## [ASSIGNED TASK]
Each entry below is to be extracted exactly.

*** PROVIDED INFORMATION Section Begins ***

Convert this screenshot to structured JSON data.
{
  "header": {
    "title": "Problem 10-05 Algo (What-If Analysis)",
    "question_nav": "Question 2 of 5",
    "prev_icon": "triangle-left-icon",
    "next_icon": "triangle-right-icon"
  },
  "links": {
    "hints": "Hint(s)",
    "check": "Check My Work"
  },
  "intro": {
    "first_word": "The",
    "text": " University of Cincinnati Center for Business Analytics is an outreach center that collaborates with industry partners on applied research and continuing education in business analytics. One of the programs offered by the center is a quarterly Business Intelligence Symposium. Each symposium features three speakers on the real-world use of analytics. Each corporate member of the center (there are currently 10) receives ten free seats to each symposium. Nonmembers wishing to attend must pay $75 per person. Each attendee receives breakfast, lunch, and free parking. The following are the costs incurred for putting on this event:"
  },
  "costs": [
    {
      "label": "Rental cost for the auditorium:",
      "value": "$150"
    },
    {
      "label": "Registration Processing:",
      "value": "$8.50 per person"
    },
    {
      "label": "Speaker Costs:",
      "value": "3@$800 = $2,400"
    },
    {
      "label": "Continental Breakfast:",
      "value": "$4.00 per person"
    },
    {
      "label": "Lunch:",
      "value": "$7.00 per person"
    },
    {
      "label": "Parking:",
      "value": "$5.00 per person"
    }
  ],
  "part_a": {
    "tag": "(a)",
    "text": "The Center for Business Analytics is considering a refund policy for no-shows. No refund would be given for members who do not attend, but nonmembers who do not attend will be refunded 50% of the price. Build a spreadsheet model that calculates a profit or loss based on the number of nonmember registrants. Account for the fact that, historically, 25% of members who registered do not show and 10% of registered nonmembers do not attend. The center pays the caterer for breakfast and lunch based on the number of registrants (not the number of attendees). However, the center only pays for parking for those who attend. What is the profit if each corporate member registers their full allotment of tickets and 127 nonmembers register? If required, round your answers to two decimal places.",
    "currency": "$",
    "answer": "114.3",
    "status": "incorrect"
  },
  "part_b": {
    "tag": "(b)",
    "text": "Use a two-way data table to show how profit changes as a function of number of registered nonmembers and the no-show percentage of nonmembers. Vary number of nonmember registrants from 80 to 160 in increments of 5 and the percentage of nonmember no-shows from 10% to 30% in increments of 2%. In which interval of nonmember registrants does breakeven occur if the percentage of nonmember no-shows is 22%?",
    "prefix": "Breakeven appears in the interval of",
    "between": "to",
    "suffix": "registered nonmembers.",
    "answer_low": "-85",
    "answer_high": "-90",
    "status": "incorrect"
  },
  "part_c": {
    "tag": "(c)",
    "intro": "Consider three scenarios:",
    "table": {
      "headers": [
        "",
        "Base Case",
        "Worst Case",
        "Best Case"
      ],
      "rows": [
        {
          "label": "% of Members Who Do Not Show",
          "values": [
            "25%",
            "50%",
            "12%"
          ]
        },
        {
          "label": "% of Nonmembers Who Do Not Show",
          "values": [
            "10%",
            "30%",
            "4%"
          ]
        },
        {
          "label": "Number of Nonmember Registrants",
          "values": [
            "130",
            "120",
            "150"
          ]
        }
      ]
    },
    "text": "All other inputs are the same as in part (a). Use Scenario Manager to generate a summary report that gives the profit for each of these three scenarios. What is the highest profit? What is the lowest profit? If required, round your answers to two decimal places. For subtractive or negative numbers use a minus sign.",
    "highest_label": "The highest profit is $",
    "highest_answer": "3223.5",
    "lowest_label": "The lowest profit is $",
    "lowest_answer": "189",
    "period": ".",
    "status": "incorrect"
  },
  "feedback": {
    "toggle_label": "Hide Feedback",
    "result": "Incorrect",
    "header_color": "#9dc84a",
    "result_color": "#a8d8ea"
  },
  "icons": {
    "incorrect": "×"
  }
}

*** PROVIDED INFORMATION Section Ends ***

## [ANSWER BELOW]
Convert this screenshot to structured JSON data.
{
  "header": {
    "title": "Problem 10-05 Algo (What-If Analysis)",
    "question_nav": "Question 2 of 5",
    "prev_icon": "triangle-left-icon",
    "next_icon": "triangle-right-icon"
  },
  "links": {
    "hints": "Hint(s)",
    "check": "Check My Work"
  },
  "intro": {
    "first_word": "The",
    "text": " University of Cincinnati Center for Business Analytics is an outreach center that collaborates with industry partners on applied research and continuing education in business analytics. One of the programs offered by the center is a quarterly Business Intelligence Symposium. Each symposium features three speakers on the real-world use of analytics. Each corporate member of the center (there are currently 10) receives ten free seats to each symposium. Nonmembers wishing to attend must pay $75 per person. Each attendee receives breakfast, lunch, and free parking. The following are the costs incurred for putting on this event:"
  },
  "costs": [
    {
      "label": "Rental cost for the auditorium:",
      "value": "$150"
    },
    {
      "label": "Registration Processing:",
      "value": "$8.50 per person"
    },
    {
      "label": "Speaker Costs:",
      "value": "3@$800 = $2,400"
    },
    {
      "label": "Continental Breakfast:",
      "value": "$4.00 per person"
    },
    {
      "label": "Lunch:",
      "value": "$7.00 per person"
    },
    {
      "label": "Parking:",
      "value": "$5.00 per person"
    }
  ],
  "part_a": {
    "tag": "(a)",
    "text": "The Center for Business Analytics is considering a refund policy for no-shows. No refund would be given for members who do not attend, but nonmembers who do not attend will be refunded 50% of the price. Build a spreadsheet model that calculates a profit or loss based on the number of nonmember registrants. Account for the fact that, historically, 25% of members who registered do not show and 10% of registered nonmembers do not attend. The center pays the caterer for breakfast and lunch based on the number of registrants (not the number of attendees). However, the center only pays for parking for those who attend. What is the profit if each corporate member registers their full allotment of tickets and 127 nonmembers register? If required, round your answers to two decimal places.",
    "currency": "$",
    "answer": "114.3",
    "status": "incorrect"
  },
  "part_b": {
    "tag": "(b)",
    "text": "Use a two-way data table to show how profit changes as a function of number of registered nonmembers and the no-show percentage of nonmembers. Vary number of nonmember registrants from 80 to 160 in increments of 5 and the percentage of nonmember no-shows from 10% to 30% in increments of 2%. In which interval of nonmember registrants does breakeven occur if the percentage of nonmember no-shows is 22%?",
    "prefix": "Breakeven appears in the interval of",
    "between": "to",
    "suffix": "registered nonmembers.",
    "answer_low": "-85",
    "answer_high": "-90",
    "status": "incorrect"
  },
  "part_c": {
    "tag": "(c)",
    "intro": "Consider three scenarios:",
    "table": {
      "headers": [
        "",
        "Base Case",
        "Worst Case",
        "Best Case"
      ],
      "rows": [
        {
          "label": "% of Members Who Do Not Show",
          "values": [
            "25%",
            "50%",
            "12%"
          ]
        },
        {
          "label": "% of Nonmembers Who Do Not Show",
          "values": [
            "10%",
            "30%",
            "4%"
          ]
        },
        {
          "label": "Number of Nonmember Registrants",
          "values": [
            "130",
            "120",
            "150"
          ]
        }
      ]
    },
    "text": "All other inputs are the same as in part (a). Use Scenario Manager to generate a summary report that gives the profit for each of these three scenarios. What is the highest profit? What is the lowest profit? If required, round your answers to two decimal places. For subtractive or negative numbers use a minus sign.",
    "highest_label": "The highest profit is $",
    "highest_answer": "3223.5",
    "lowest_label": "The lowest profit is $",
    "lowest_answer": "189",
    "period": ".",
    "status": "incorrect"
  },
  "feedback": {
    "toggle_label": "Hide Feedback",
    "result": "Incorrect",
    "header_color": "#9dc84a",
    "result_color": "#a8d8ea"
  },
  "icons": {
    "incorrect": "×"
  }
}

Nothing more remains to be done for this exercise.